We’ve already seen Doom running on a calculator, so why not a printer?

Security experty Michael Jordon, of Context Information Security, spend four months getting the classic first-person shooter running on a Canon Pixma printer to prove a security flaw in the web-enabled device, reports BBC news.

The Pixma printer has a web interface to check on ink levels and firmware updates remotely. “At first glance the functionality seems to be relatively benign,” said Jordon in a blog entry. “You could print out hundreds of test pages and use up all the ink and paper. So what?”

The security issue comes with the ability to update the printer’s firmware remotely. With some online tinkering, it’s possible to change the location the printer goes to for its firmware update. “So we can therefore create our own custom firmware and update anyone’s printer with a Trojan image which spies on the documents being printed or is used as a gateway into their network,” said Jordon.

Getting Doom running on the printer through custom firmware wasn’t straightforward. Even after four months of working on the project in his spare time, Jordon told the BBC that “the colour palette is still not quite right.”

The Canon Doom project isn’t going to progress any further, either, as Jordon’s had enough. “I’m so sick of it,” he said. “I’m done.”

Fun aside, Jordon’s Doom hack exposed a potentially widespread security weakness, with Context estimating that there are at least 2000 vulnerable models connected directly to the Internet.
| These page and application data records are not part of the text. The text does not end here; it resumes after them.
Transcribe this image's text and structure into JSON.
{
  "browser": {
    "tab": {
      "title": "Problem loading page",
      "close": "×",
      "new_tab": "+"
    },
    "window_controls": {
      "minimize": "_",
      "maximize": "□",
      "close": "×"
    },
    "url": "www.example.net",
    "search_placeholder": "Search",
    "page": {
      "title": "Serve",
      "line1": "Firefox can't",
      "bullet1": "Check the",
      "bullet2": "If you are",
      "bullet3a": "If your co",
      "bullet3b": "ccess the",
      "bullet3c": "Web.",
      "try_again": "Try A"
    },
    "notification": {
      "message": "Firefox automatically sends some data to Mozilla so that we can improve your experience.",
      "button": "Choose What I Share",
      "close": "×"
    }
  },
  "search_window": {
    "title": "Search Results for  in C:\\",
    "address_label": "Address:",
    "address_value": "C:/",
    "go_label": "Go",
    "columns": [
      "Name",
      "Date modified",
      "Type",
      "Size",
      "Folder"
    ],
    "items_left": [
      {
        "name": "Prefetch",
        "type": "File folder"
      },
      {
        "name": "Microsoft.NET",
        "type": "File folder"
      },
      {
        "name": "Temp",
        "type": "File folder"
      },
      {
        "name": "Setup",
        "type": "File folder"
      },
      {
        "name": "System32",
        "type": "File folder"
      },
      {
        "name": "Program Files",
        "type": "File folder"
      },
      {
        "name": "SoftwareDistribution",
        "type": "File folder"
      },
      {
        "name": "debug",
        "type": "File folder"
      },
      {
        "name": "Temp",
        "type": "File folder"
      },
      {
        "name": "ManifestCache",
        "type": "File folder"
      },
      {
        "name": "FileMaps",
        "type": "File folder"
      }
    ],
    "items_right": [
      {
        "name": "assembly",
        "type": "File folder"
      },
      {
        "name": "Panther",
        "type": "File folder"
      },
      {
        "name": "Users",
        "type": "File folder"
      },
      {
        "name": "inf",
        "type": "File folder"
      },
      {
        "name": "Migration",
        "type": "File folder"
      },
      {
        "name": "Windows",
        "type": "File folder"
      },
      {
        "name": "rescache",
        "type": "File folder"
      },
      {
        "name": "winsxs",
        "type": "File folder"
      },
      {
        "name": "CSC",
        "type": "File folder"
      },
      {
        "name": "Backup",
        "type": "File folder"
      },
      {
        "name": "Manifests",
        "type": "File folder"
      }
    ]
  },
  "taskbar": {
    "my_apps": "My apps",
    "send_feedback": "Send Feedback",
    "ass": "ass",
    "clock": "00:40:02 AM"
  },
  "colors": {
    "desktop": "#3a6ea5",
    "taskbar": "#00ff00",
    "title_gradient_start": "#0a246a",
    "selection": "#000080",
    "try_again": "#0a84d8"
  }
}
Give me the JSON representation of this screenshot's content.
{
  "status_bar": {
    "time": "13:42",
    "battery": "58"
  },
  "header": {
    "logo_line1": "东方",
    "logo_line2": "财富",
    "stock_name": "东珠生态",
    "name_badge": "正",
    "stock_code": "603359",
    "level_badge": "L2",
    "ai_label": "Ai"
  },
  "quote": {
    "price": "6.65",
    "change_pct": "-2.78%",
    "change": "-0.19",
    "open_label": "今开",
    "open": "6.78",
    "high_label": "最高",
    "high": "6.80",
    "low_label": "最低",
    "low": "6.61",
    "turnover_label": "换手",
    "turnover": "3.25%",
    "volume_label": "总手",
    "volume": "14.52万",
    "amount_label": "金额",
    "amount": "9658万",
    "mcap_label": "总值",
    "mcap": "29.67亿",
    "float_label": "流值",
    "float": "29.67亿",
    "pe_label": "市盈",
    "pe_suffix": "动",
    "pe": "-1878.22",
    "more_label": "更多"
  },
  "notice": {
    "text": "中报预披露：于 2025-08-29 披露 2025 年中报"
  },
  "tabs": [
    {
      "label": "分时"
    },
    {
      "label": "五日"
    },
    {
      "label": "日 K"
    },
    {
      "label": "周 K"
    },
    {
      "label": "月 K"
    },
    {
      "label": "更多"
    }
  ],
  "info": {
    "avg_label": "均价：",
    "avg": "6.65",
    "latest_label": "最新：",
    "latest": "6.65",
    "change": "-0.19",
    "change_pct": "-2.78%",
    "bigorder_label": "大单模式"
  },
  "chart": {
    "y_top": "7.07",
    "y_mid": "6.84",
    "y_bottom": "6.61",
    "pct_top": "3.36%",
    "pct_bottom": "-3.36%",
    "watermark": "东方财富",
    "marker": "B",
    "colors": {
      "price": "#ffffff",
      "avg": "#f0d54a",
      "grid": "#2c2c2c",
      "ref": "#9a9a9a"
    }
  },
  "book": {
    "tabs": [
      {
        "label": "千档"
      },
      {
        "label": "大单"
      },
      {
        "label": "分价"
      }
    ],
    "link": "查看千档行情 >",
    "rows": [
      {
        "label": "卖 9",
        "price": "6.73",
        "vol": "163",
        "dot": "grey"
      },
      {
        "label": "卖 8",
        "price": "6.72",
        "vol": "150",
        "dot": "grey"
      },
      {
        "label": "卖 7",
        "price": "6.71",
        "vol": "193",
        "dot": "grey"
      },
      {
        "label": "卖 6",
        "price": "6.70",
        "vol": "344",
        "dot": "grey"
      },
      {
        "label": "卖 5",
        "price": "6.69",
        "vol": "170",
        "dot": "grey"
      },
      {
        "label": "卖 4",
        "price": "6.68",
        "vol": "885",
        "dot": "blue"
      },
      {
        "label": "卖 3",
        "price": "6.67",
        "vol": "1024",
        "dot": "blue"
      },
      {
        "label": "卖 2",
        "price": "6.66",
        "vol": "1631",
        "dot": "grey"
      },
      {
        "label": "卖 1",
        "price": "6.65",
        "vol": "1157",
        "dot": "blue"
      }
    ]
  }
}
Canon is now working to add a user name and password feature to its Pixma web interface for existing affected products and will make this standard in the future.

Context recommends that you “do not put your wireless printers on the Internet.”